Rajendra Prasad joined the Indian National Congress during the Indian Independence Movement and became a major leader from the region of Bihar and Maharashtra.
32 Facts About Rajendra Prasad
When India became a republic in 1950, Rajendra Prasad was elected as its first president by the Constituent Assembly.
In 1957, Rajendra Prasad was re-elected to the presidency, becoming the only president to serve two full terms.
Rajendra Prasad stayed in office for the longest term of around 12 years.
Rajendra Prasad was born in a Kayastha family in Ziradei, in the Siwan district of Bihar during the British Raj.
Rajendra Prasad's father, Mahadev Sahai Srivastava, was a scholar of both Sanskrit and Persian languages.
Rajendra Prasad was the youngest child and had one elder brother and three elder sisters.
Rajendra Prasad's mother died when he was a child, and his elder sister then took care of him.
Rajendra Prasad secured first in the entrance examination to the University of Calcutta and was awarded Rs.
Rajendra Prasad joined the Presidency College, Calcutta in 1902, initially as a science student.
Rajendra Prasad passed the F A under the University of Calcutta in March 1904 and then graduated with a first division from there in March 1905.
Rajendra Prasad was instrumental in the formation of the Bihari Students Conference in 1906 in the hall of Patna College.
In 1915, Rajendra Prasad appeared in the examination of master's in law from the Department of Law, University of Calcutta, passed the examination and won a gold medal.
Rajendra Prasad completed his Doctorate in Law from Allahabad University.
Rajendra Prasad practised law at Bhagalpur, the famous silk town in Bihar.
Rajendra Prasad was so greatly moved by the dedication, courage and conviction of Mahatma Gandhi that as soon as the motion of Non-Cooperation was passed by Indian National Congress in 1920, he retired from his lucrative career of lawyer as well as his duties in the university to aid the movement.
Rajendra Prasad responded to the call by Gandhi to boycott Western educational establishments by asking his son, Mrityunjaya Prasad, to drop out of his studies and enrol himself in Bihar Vidyapeeth, an institution he along with his colleagues founded on the traditional Indian model.
Rajendra Prasad wrote articles for the revolutionary publications Searchlight and the Desh and collected funds for these papers.
Rajendra Prasad toured widely, explaining, lecturing, and exhorting the principles of the independence movement.
Rajendra Prasad took an active role in helping people affected by the 1914 floods that struck Bihar and Bengal.
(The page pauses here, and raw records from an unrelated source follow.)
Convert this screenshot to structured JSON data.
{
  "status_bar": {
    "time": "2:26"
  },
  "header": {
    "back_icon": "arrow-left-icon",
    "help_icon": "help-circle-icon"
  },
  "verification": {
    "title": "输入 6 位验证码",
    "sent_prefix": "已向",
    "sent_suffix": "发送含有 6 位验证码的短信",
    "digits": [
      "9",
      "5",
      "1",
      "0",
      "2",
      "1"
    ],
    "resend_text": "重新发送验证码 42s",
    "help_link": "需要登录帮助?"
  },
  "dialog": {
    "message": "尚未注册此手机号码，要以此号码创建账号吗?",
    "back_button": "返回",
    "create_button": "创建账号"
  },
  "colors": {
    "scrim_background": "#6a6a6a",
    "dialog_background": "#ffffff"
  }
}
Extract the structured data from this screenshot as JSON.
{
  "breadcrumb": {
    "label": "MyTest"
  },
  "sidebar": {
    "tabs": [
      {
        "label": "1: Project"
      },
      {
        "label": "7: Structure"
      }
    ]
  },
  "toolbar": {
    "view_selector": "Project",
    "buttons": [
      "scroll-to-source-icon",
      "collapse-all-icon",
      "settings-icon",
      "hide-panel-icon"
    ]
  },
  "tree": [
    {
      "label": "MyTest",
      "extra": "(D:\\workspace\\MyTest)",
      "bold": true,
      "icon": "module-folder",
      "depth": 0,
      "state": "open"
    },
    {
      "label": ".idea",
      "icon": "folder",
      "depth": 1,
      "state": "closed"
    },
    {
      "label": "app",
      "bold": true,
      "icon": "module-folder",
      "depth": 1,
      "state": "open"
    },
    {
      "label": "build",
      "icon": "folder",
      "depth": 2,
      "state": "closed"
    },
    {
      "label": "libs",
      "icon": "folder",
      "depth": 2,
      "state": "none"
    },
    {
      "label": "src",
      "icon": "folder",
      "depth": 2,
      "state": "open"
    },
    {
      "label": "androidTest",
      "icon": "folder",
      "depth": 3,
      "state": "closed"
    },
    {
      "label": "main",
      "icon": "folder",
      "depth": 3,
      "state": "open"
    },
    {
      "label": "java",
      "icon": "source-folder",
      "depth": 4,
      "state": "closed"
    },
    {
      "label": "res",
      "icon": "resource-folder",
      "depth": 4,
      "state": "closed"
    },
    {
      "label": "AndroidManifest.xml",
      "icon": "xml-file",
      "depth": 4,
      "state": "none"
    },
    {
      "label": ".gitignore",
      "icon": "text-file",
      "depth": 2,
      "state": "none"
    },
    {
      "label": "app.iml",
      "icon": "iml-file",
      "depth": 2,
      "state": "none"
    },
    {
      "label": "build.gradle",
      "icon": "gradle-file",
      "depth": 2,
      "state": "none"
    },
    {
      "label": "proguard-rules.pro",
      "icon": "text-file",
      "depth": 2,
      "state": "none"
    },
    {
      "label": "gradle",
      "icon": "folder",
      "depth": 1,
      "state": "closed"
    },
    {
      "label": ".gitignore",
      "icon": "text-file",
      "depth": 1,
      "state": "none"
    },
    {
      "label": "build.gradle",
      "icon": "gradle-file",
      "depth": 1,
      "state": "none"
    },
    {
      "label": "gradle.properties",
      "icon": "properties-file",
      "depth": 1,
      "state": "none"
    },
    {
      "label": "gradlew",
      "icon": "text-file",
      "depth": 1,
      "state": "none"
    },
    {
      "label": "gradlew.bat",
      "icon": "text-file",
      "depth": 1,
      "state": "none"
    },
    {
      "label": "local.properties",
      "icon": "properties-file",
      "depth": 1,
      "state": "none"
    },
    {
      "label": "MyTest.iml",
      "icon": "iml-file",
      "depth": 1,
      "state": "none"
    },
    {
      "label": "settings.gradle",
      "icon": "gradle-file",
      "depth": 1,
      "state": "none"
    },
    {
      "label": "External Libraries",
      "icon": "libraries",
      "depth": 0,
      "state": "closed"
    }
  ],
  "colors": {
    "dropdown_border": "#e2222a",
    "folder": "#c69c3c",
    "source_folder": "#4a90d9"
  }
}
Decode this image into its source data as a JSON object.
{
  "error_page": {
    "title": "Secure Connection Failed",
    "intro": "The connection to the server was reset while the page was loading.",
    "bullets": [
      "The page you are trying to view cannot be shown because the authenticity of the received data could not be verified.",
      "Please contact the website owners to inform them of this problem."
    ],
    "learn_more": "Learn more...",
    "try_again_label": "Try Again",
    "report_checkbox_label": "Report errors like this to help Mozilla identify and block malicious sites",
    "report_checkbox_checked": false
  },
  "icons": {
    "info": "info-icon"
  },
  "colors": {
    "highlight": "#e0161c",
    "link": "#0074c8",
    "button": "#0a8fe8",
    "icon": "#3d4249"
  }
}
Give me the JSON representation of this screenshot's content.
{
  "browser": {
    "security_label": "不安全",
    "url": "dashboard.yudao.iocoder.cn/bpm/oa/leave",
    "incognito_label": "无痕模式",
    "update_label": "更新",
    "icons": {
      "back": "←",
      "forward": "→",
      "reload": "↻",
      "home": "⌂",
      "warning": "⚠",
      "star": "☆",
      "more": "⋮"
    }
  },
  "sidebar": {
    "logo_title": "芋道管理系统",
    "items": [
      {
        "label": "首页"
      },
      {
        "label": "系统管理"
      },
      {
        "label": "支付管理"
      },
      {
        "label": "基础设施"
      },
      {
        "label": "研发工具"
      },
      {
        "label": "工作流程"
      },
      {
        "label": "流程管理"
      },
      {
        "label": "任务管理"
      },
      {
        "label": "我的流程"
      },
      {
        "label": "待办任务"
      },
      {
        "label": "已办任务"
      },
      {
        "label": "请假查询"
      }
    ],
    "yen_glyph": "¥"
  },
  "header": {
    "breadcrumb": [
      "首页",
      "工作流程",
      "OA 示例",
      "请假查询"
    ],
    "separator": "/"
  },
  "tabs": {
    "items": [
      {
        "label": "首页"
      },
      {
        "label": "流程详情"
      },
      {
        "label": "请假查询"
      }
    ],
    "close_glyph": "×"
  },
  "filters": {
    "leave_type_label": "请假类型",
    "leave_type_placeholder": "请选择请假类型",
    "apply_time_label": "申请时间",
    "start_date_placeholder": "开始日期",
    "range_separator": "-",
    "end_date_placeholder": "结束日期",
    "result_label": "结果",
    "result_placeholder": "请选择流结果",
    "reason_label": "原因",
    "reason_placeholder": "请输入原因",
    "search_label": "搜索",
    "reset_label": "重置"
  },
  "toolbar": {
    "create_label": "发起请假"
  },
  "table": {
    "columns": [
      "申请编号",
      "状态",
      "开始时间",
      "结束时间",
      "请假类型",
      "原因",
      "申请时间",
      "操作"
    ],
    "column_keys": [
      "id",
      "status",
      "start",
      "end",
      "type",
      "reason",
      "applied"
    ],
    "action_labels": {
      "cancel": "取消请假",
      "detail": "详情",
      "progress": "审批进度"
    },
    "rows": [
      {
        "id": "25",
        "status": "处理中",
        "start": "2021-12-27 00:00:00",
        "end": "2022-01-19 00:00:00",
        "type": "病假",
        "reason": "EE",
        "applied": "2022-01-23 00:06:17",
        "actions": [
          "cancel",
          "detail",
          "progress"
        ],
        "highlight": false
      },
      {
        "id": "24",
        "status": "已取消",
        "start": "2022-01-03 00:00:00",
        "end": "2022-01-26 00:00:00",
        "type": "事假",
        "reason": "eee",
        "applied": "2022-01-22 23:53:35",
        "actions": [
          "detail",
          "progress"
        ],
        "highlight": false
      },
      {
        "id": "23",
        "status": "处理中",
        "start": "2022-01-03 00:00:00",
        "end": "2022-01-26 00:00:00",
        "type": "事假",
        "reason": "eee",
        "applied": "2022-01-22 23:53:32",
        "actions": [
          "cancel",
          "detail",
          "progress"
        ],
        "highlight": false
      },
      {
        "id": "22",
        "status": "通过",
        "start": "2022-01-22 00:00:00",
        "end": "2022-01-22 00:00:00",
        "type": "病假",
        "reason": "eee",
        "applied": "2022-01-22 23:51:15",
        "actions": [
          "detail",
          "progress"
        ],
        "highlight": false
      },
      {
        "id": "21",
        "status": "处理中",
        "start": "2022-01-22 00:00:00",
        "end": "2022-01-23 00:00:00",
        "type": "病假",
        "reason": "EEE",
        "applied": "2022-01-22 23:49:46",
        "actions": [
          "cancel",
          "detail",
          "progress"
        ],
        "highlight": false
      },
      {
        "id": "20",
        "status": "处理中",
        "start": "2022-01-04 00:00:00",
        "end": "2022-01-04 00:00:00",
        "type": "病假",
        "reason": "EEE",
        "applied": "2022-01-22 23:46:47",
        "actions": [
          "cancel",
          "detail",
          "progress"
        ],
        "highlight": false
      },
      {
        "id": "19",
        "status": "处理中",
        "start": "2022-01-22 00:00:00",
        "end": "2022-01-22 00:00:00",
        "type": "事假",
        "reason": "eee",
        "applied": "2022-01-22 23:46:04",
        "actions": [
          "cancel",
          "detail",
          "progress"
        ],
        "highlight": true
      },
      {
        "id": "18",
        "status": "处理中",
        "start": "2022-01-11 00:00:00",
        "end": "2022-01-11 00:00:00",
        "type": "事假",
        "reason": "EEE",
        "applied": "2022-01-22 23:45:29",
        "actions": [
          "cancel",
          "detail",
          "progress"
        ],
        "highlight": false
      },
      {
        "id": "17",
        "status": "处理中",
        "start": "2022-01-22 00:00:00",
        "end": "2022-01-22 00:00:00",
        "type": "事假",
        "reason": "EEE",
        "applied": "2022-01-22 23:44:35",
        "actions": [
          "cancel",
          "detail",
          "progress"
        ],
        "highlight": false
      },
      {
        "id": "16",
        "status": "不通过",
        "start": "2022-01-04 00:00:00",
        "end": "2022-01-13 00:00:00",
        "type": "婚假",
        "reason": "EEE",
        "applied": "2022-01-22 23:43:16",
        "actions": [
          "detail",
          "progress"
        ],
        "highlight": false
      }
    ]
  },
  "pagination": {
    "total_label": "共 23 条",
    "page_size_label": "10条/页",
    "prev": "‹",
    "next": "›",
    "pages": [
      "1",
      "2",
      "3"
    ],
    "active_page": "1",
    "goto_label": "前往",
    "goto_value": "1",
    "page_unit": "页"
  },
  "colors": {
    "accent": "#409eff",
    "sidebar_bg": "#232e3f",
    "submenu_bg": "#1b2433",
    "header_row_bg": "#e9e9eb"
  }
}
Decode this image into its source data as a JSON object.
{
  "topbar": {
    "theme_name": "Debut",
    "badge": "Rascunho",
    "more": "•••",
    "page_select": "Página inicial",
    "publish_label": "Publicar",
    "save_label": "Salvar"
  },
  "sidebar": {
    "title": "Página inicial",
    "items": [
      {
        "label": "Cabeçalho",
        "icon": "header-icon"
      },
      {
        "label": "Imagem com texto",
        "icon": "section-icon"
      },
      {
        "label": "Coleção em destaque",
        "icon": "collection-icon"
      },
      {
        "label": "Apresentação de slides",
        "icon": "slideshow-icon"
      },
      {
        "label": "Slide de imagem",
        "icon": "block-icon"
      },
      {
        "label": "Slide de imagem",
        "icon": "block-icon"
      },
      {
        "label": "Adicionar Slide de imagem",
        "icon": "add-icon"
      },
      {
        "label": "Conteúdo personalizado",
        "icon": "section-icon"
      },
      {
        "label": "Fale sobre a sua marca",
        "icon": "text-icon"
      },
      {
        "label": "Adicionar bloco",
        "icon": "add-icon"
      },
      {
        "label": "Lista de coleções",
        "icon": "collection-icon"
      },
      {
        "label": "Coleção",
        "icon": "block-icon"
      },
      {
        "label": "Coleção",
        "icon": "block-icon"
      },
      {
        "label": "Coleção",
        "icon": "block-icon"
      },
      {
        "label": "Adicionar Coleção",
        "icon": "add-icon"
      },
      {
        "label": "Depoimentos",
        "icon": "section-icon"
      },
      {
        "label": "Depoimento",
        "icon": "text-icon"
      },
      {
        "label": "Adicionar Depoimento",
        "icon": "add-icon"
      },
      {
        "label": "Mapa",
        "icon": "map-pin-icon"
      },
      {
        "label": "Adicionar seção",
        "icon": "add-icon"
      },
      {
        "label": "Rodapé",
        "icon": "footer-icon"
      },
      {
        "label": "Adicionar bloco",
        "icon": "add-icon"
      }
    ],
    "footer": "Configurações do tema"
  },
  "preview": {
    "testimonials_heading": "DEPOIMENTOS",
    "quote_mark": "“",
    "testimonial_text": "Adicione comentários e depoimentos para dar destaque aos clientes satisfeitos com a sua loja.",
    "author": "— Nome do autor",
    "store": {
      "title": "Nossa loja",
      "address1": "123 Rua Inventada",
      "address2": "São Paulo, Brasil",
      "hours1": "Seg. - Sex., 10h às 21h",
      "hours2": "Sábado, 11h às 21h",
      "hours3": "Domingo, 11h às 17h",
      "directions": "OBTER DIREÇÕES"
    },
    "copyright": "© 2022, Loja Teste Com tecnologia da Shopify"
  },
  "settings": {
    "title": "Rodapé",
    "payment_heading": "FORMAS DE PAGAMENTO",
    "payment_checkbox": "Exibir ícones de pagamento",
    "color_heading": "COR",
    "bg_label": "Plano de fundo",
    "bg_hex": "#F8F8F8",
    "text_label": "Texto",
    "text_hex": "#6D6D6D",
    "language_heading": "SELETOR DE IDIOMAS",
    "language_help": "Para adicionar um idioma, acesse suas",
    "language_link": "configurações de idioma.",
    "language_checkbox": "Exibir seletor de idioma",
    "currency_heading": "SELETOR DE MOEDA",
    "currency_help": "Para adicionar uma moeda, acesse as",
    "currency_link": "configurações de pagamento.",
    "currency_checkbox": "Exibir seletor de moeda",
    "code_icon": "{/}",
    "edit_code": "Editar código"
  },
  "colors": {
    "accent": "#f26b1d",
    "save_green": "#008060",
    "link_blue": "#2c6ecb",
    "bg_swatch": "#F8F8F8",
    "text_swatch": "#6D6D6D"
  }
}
Rajendra Prasad was released two days later and set up Bihar Central Relief Committee on 17 January 1934 and took on the task of raising funds to help the affected people.
Rajendra Prasad was elected as the President of the Indian National Congress during the Bombay session in October 1934.
Rajendra Prasad again became the president when Subhash Chandra Bose resigned in 1939.
Rajendra Prasad was arrested in Sadaqat Ashram, Patna and sent to Bankipur Central Jail.
Rajendra Prasad was elected as the President of Constituent Assembly on 11 December 1946.
Rajendra Prasad arranged her cremation but only after his return from the parade ground.
Rajendra Prasad travelled the world extensively as an ambassador of India, building diplomatic rapport with foreign nations.
Rajendra Prasad was re-elected for two consecutive terms in 1952 and 1957 and is the only President of India to achieve this feat.
Rajendra Prasad acted independently of political parties, following the expected role of the president as required by the constitution.
Rajendra Prasad's wife died on 9 September 1962, a month before Indo-China War.
Rajendra Prasad was honoured with Bharat Ratna, the nation's highest civilian award.
Babu Rajendra Prasad is 1980 short documentary film directed by Manjul Prabhat and produced by the Films Division of India which covers the life of the first president of India.